The rain during Saturday night and into Sunday morning dropped an unseasonably good number of wading birds into the Axe Valley, particularly to Black Hole Marsh. Not necessarily a good thing mind, as seeing so many adult Black-tailed Godwits and Dunlin so early in the season may indicate some big problems on their breeding grounds.
|It's thought the north west wind and rain brought these exceptional numbers to the UK. It was a UK wide influx.|
The star bird was a cracking summer Turnstone, my first of the year on the Axe, although it remained on the far side of the marsh...
|Nice to see one in such smart plumage|

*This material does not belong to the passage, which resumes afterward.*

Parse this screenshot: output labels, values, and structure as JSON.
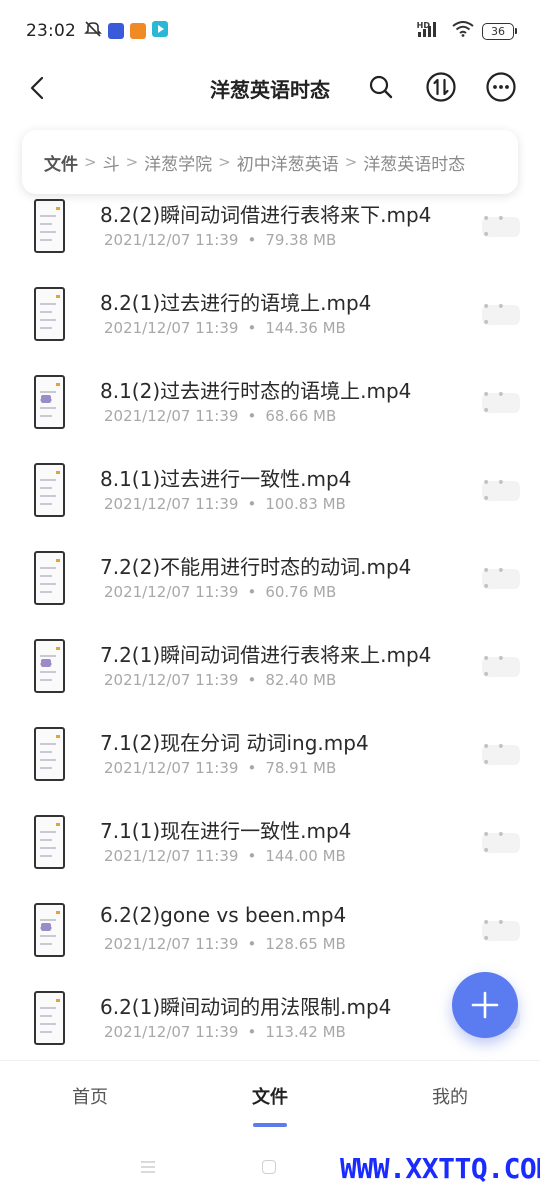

By the end of Sunday the Dunlin flock had reached 51 birds (all adults) and Black-tailed Godwits for me 55, although 70 were present mid morning (again all adults). Common Sandpipers were present in good numbers too, c14, but with many young birds in with them there's no worries about their breeding success. Same can be said for Little Ringed Plovers too, with five juveniles present at dusk (eight today!).
|Common Sands galore!|
There were also three Lapwing, two Greenshank, one Green Sandpiper and two Med Gulls (ad and juv). Kingfishers have suddenly become 'common' again, as they do at this time of year here, and great to see another young Oystercatcher chick on the marsh after one pair have already got one off...
|Odd that both pairs have only had one chick though, it's usually two or three per pair|
Have been at work for most of today, but a last gasp check along the Estuary revealed a sight I have been longing, and expecting to see, for about two weeks now! My first juvenile Yellow-legged Gull of the year, and boy was it worth the wait. Juv Yellow-legs are so variable in appearance, but every now and then you see an absolutely corker, one that has literally been lifted out of the guide books and put in front of you. This was one of those...
|What is not to love (except for the distance and heat haze!)|
In the above image note the long-winged and high chested appearance, very pale ground colour to head neck and belly (Herring's rarely show pale ground colour to underparts, they can often to head), clear dark eye patch and plain dark tertials.
I first found it on the view shown in the following picture, and can't express enough how identifiable it was just on this single view. They can be that obvious I promise...
|Facing away behind the right hand of the two sleeping Great Black-backed Gulls|
Even on this view we can see jet black tertials and a clear black tail band, dark eye mask and pale head. Something not often written about juv Yellow-legs is that they just have a very 'contrasty' look to them - pale underparts, brown upperparts, black tertials and tail band and white tail. Juvenile Herring Gulls are very rarely anything other than plain brown - although I must add the caveat that a little later in the season watch out for juv Lesser and Great Black-backed Gulls. Structure is important too, and in the second photo you can see a fairly long pair of legs and an overall bulk and stance I find more reminiscent of Great Black-backed Gull, especially the case when it's a big Yellow-legged like this one.
I really hope this is my first of many, although will be surprised if any are as stunning as this!